"We are also grateful for the presence of Professor Gerard Saillant, President of the FIA Medical Commission, and Professor Alessandro Frati, Neurosurgeon of the University of Rome La Sapienza, who has travelled to Japan at the request of Scuderia Ferrari. They arrived at the hospital today and met with the medical personnel responsible for Jules’ treatment, in order to be fully informed of his clinical status so that they are able to advise the family. Professors Saillant and Frati acknowledge the excellent care being provided by the Mie General Medical Center and would like to thank their Japanese colleagues.
"The hospital will continue to monitor and treat Jules and further medical updates will be provided when appropriate."
The statement comes on the same day that amateur footage captured from the grandstands at Suzuka revealed the impact of the crash.
A recovery truck was already tending to the scene of Adrian Sutil’s crash after the Sauber driver lost control of his car in the increasingly difficult conditions. As the truck reversed to pull Sutil’s car off the track, Bianchi’s car careered into the back of it at high speed, diving underneath it and cause Bianchi’s helmet to take the full brunt of the force of the horrifying collision.

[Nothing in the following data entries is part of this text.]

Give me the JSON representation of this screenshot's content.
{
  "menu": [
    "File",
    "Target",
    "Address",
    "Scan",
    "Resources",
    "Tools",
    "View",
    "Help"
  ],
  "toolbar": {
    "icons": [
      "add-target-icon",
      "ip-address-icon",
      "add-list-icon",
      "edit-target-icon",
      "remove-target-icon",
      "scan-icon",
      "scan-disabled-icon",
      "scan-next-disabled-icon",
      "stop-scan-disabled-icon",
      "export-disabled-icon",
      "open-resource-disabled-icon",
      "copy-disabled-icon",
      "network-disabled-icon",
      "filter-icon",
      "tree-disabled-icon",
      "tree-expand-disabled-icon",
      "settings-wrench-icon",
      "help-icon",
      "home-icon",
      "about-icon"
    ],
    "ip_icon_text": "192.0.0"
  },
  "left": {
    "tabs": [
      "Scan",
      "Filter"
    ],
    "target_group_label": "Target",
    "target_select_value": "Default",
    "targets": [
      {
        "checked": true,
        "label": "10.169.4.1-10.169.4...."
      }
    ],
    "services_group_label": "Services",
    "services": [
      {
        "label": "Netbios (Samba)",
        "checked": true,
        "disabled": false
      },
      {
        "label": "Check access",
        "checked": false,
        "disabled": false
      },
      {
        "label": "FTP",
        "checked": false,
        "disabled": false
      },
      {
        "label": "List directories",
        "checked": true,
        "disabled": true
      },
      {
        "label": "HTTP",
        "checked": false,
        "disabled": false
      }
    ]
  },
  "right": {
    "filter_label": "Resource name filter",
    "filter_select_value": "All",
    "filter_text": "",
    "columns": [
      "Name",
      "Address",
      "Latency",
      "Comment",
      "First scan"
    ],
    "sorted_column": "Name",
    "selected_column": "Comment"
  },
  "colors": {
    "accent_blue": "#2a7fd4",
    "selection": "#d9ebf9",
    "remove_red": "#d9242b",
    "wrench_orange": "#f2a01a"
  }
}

Race officials had been criticised for their delay in deploying the safety car as well as not moving the race start time forward by four hours in order to avoid the worst of Sunday’s weather conditions. Typhoon Phanfone was known to be closing in on Suzuka, and the race had to start behind safety car conditions before being red flagged after a lap-and-a-half such was the ferocity of the rain.
Despite this, a track spokesman has claimed that the incident was down to “bad luck” rather than poor judgement from race officials.
“Officials raised ‘double yellow flags’ after the accident by Sutil, which means drivers had to slow down to the speed that they can immediately stop, but unfortunately Bianchi’s car aquaplaned right at the time and ran into the accident site, which was bad luck,” the Suzuka Circuit spokesman Masamichi Miyazaki said.
“Admittedly, rain was coming and the road was wet, but not heavy enough to halt the race, and I believe the race officials made the same judgment.”
A number of the F1 grid sent their support immediately after the race to Bianchi, with Lewis Hamilton, Jenson Button and Nico Rosberg among those to wish the Frenchman all the best in his recovery.
Marussia issued their own statement on Monday to thank fans for the outpouring of support, with #ForzaJules trending on Twitter worldwide since the accident.
They also asked for “patience and understanding” regarding Bianchi’s condition.Reuse content